When moving to Berlin, I sold everything I owned and moved only with the clothes I had. The sad part is that I had to sell all the vinyls I owned and all the books I owned. The only physical book that I brought with me was this one. Very hippy-dippy book to some, but I love it. I’ve read it multiple times before this and will most likely reread it.

One Hundred Years of Solitude by Márquez, Gabriel García, ISBN: 9780060883287

For some reason, when I started to keep this reading list, I filled it up with classics that I, for some reason, hadn’t read earlier. This is one of them. A fascinating book filled with symbolism, some could say a little bit too much of it even, telling the story of one family living in a small town and their problems with the world and how history keeps repeating itself. Classic for a reason, definitely a great read.

Juoksuhaudantie by Hotakainen, Kari

Despite not being too old book (coming from 2002), many would call it already a classic in Finnish literature. It was awarded the prize for literacy excellence (Finlandia award). When I started reading this book, it really didn’t hit me too much, but despite this, I decided to continue reading, and in the end, I feel that I was rewarded. The story of a delusional man who tries to get his family back, whom he lost due to his own mistakes.

Hävitys by Rauma, Iida

Last year’s Finlandia award winner. Tells the grim and dark story about the effects of bullying in school.

Juha by Aho, Juhani

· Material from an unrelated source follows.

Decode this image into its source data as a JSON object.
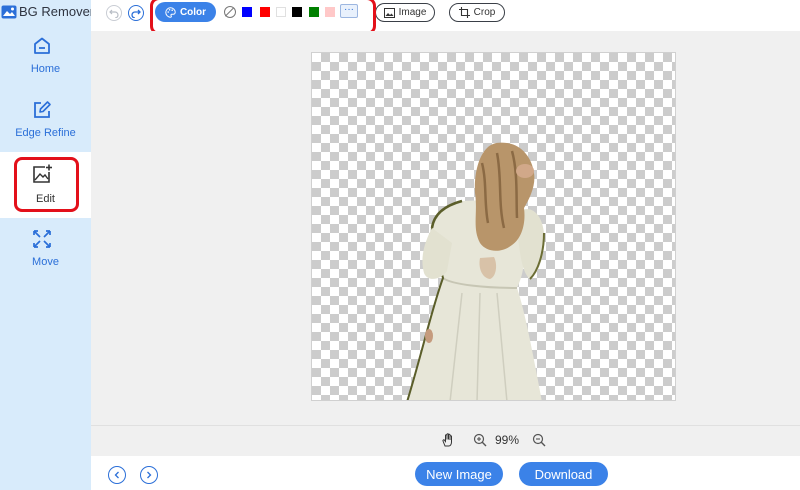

Another classic by Juhani Aho which many would consider his most important work. Tells the story of a “love” triangle in Sweden occupied Finland.